**Work instruction:**
Would you go through the records below and copy each line with the string "true"?
---------- Extracted material
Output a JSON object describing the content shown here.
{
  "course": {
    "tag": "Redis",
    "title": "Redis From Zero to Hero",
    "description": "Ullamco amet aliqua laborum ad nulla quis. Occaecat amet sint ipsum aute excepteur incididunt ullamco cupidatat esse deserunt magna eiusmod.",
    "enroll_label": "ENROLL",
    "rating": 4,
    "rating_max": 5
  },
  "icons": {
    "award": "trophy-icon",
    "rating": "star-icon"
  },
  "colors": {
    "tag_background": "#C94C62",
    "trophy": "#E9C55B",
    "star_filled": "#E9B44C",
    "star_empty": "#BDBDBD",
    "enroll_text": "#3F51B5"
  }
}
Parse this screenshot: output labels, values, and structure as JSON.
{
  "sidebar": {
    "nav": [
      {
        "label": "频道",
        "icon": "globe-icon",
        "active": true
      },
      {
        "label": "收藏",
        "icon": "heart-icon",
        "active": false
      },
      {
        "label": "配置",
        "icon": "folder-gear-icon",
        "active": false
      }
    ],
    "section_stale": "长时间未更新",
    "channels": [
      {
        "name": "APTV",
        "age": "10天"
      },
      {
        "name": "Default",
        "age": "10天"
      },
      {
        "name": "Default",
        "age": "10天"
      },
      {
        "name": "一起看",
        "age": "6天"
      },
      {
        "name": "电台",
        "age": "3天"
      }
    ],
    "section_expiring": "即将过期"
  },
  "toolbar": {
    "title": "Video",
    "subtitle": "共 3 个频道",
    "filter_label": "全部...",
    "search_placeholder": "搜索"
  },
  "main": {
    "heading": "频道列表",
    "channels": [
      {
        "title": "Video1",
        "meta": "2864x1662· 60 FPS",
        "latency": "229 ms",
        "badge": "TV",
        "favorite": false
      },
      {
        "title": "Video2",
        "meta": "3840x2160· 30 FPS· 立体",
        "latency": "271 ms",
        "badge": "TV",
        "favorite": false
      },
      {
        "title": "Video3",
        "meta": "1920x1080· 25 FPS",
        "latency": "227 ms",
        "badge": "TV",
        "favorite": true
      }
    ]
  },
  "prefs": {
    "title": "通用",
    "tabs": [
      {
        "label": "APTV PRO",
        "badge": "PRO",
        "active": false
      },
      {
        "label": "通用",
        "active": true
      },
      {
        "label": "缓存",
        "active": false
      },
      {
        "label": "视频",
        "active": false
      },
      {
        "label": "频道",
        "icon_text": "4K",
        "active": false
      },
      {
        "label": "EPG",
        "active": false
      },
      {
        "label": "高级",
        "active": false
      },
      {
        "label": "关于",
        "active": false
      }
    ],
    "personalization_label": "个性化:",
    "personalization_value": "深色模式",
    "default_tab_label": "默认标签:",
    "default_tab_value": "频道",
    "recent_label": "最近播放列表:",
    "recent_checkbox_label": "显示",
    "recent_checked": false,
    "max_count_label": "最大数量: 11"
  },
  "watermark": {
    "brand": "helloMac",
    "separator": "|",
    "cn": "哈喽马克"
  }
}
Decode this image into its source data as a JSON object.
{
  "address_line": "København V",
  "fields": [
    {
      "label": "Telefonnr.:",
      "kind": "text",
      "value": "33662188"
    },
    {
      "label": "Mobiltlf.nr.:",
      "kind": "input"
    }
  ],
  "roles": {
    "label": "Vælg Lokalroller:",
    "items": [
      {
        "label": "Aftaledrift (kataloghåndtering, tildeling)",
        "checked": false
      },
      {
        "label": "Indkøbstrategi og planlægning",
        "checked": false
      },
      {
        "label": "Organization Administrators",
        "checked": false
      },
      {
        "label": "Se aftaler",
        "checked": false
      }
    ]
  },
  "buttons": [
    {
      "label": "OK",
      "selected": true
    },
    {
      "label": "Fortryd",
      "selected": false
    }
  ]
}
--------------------
**Exercise answer:**
        "active": true
        "favorite": true
        "active": true
      "selected": true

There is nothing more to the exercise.